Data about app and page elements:
————————
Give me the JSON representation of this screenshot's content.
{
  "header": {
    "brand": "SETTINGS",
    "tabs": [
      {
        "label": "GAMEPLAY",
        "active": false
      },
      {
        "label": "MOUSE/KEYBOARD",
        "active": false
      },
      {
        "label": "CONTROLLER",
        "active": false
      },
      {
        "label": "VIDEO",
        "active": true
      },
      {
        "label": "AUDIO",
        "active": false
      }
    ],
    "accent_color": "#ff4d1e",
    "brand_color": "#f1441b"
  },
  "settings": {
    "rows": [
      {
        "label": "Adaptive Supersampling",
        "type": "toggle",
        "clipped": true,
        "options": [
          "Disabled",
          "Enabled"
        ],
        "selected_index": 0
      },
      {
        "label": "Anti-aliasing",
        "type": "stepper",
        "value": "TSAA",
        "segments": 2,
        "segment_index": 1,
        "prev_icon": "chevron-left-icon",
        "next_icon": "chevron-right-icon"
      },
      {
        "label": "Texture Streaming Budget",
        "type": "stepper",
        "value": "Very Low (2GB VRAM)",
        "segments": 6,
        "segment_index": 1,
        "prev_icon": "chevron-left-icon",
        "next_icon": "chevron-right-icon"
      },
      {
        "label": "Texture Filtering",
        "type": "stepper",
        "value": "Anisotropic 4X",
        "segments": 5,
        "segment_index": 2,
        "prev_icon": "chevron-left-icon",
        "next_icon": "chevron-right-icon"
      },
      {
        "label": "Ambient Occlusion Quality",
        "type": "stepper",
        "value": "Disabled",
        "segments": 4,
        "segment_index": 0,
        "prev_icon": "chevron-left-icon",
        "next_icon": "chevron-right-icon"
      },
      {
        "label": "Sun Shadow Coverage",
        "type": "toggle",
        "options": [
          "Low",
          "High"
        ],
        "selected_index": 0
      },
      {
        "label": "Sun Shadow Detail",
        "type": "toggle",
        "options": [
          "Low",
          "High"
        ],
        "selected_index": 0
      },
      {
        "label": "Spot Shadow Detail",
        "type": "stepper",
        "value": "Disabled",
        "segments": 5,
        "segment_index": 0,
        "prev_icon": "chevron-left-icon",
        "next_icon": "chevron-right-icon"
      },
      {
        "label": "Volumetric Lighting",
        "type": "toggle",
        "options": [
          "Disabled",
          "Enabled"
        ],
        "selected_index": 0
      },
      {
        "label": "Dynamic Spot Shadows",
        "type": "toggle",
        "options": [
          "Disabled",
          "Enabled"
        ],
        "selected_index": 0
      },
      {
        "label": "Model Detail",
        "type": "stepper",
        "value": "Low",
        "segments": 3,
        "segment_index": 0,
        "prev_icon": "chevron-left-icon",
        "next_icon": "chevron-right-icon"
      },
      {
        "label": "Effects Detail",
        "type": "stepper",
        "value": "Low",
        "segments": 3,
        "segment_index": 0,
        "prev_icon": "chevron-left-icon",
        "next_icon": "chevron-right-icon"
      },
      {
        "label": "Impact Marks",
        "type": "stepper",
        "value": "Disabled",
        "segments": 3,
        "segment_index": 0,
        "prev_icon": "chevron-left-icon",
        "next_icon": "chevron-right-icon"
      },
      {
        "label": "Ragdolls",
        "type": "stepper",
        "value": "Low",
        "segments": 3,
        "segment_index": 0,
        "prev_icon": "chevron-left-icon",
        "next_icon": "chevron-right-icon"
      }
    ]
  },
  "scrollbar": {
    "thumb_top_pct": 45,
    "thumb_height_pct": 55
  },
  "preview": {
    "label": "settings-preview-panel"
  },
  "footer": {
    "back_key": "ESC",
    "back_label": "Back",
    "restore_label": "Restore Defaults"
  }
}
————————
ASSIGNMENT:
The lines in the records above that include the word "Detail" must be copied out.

EXERCISE SOLUTION:
        "label": "Sun Shadow Detail",
        "label": "Spot Shadow Detail",
        "label": "Model Detail",
        "label": "Effects Detail",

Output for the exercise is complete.